    A task force made up of multiple organizations, federal agencies, and federally funded programs has established national standards for diabetes self-management education (Mensing,, 2002). This task force consisted of the following: American Diabetes Association, American Association of Diabetes Educators, American Dietetic Association, Veteran’s Health Administration, Centers for Disease Control and Prevention, Indian Health Service, National Certification Board for Diabetes Educators, Juvenile Diabetes Foundation International, and Diabetes Research and Training Centers. These organizations have come together to formulate standards in regard to diabetes self-management education, because it is the cornerstone of care for all individuals who want to achieve successful health-related outcomes. These standards were to be implemented in diverse settings and facilitate improvement in health care outcomes.

    According to a study done by Persell, et al. (2004), knowledgeable patients were more likely to perform self-management activities. If patients would manage their diabetes and maintain good glycemic control, the rate of diabetic complications should decrease. Studies have shown that systematic control of glucose levels, blood pressure, and cholesterol in patients with diabetes can reduce the risk of them developing complications and result in considerable cost savings to the health care system (Greusinger, 2004).


    American Diabetes Association. (2005). National Diabetes Fact Sheet, 2005. Retrieved

    February 13, 2006 from

    American Diabetes Association. (2005). Direct and Indirect Costs of Diabetes in the United

    States. Retrieved February 13, 2006 from

    Greisinger, A., Balkrishnan, R., Shenolikar, R., Wehmanen, O., Muhammad, S., &

    Champion, P. (2004). Disease Management, 7(4), 325-332.

    Nettles, A.T. (2005). Patient Education in the Hospital. Diabetes Spectrum, 18(1), 44-48.

    Mensing, C., Boucher, J., Cypress, M., Weinger, K., Mulcahy, K., Barta, P., Hosey, G.,

     Kopher, W., Lasichak, A., Lamb, B., Mangan, M., Norman, J., Tanja, J., Yauk, L.,

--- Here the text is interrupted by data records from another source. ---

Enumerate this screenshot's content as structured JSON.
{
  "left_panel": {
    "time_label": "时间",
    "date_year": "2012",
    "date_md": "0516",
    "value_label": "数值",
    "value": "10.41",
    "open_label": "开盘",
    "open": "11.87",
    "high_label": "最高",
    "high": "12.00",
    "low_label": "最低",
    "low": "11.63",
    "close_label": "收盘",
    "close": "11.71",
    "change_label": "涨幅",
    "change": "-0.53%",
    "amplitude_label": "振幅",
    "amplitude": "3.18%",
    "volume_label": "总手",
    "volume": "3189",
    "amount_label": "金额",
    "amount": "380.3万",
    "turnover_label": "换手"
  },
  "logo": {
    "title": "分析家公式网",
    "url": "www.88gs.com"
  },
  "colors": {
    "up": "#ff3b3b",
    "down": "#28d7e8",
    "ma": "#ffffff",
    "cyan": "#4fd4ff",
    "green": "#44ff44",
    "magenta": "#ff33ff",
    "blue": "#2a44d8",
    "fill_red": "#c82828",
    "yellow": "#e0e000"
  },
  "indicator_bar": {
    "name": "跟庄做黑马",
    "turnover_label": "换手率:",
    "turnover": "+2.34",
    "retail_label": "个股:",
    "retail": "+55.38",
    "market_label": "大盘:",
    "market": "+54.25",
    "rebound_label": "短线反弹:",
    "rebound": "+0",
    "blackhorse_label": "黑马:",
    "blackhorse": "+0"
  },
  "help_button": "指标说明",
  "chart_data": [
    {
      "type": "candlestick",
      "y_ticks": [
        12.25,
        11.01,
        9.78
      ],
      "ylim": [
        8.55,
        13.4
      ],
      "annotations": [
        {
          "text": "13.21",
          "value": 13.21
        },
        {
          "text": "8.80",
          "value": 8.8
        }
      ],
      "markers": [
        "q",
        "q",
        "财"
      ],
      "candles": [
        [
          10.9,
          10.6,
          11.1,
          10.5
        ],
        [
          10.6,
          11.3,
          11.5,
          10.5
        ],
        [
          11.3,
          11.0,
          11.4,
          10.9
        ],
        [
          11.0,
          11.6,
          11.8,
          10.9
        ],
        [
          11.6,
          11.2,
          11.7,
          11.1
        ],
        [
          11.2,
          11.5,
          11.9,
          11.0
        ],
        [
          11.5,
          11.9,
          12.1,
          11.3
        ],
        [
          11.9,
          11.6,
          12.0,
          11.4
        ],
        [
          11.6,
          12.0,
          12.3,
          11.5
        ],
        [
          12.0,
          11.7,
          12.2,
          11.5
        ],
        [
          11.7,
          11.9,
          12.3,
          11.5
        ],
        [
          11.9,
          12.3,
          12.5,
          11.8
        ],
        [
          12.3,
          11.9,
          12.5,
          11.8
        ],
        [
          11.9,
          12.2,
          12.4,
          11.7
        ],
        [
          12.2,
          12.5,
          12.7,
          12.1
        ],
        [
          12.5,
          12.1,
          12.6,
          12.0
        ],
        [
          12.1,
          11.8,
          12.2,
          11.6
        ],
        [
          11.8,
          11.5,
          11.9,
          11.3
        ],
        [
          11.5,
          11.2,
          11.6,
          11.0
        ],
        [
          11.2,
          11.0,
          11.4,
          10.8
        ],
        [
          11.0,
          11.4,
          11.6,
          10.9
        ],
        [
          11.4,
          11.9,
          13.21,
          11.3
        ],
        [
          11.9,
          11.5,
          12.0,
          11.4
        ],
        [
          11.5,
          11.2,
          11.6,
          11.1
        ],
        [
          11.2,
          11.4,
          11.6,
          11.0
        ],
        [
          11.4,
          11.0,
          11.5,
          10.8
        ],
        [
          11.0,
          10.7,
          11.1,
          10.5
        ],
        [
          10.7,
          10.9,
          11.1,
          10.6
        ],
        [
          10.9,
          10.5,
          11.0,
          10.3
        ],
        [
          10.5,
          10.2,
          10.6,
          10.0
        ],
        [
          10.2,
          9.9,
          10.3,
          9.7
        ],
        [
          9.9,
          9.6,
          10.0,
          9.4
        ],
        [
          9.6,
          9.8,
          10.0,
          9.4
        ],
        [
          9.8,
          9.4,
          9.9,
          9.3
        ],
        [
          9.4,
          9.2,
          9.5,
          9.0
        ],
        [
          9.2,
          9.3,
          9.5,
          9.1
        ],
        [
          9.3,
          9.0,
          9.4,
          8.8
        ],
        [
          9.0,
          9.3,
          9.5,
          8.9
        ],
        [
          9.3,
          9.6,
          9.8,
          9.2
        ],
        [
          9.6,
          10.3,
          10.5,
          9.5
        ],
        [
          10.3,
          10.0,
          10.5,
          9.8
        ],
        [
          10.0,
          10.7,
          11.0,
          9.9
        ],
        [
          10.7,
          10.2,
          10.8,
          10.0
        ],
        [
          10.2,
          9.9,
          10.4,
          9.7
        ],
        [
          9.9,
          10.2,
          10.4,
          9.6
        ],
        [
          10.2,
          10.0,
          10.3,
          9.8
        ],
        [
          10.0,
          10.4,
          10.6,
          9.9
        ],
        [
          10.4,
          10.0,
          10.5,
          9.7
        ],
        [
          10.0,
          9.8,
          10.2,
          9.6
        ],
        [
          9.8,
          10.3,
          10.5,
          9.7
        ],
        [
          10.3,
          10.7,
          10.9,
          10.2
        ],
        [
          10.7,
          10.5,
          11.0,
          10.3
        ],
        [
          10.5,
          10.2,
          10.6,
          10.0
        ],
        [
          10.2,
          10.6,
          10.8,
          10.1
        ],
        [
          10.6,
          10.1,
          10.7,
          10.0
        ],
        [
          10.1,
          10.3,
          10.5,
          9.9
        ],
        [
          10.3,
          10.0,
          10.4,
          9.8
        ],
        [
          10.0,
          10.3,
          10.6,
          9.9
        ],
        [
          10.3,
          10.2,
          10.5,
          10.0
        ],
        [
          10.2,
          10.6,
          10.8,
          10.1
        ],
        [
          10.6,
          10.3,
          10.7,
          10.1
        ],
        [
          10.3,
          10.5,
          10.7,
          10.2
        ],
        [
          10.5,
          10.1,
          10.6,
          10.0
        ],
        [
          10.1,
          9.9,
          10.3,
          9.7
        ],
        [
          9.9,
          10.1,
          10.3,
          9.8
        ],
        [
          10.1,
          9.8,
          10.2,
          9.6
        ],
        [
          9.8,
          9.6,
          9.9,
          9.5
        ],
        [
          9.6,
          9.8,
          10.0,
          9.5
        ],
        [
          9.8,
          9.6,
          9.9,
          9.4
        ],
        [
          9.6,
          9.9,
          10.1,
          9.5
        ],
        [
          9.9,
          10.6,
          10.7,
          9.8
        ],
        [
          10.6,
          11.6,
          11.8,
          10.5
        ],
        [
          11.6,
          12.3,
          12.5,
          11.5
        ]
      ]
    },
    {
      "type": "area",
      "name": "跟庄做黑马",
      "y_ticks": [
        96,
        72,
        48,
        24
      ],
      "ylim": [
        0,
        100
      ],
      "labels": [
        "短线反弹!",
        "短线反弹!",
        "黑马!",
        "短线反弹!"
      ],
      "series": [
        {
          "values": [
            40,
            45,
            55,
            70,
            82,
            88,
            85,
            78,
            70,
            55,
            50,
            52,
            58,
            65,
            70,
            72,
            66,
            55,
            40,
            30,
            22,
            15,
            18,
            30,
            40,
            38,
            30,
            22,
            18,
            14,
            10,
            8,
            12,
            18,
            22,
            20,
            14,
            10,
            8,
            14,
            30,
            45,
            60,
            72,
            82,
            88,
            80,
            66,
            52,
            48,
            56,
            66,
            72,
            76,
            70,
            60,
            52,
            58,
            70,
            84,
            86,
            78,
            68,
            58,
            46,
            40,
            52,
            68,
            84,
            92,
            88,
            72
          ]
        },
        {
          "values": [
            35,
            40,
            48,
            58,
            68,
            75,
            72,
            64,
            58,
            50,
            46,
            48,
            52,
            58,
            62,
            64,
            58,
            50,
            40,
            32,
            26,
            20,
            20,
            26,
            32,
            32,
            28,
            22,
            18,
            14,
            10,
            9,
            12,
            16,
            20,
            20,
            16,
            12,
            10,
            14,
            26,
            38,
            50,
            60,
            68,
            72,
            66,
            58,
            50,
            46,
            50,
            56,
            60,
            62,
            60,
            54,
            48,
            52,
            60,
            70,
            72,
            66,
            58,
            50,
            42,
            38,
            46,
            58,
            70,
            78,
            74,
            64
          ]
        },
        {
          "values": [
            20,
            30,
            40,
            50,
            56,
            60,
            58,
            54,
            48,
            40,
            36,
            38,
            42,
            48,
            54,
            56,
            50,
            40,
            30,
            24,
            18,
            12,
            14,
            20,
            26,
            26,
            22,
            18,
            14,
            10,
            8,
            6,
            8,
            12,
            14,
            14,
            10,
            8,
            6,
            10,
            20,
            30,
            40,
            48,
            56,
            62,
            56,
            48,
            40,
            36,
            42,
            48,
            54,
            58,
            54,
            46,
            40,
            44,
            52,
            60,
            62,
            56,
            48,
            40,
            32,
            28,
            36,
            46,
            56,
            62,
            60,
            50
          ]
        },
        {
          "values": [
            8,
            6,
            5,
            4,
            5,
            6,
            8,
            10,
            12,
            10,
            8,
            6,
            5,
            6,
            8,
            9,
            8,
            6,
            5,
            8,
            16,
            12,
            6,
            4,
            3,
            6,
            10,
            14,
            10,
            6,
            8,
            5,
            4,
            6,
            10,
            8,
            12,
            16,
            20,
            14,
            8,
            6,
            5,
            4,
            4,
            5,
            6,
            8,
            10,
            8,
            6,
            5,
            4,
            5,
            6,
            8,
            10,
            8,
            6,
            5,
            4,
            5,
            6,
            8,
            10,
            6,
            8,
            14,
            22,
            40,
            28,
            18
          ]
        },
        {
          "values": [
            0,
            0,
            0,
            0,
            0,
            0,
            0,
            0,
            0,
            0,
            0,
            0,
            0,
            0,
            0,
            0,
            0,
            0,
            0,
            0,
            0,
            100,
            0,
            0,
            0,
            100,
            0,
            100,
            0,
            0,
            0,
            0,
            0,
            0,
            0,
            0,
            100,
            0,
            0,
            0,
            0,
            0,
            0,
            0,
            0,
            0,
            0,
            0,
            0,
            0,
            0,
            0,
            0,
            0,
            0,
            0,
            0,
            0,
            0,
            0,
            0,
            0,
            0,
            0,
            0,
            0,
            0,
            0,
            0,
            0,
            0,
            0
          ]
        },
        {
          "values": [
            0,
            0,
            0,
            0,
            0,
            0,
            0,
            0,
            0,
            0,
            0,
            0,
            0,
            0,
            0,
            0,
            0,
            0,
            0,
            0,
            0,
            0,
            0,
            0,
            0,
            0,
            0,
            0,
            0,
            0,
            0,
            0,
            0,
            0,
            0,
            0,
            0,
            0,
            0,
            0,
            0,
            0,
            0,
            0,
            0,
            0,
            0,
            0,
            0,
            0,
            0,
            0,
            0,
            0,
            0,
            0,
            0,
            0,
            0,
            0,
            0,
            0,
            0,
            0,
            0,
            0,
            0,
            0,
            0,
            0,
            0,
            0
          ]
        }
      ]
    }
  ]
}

    Wisdom, K., & Adams, C. (2002). National Standards for Diabetes Self-Management

    Education. Diabetes Care, 25 (suppl. 1), s140-s147.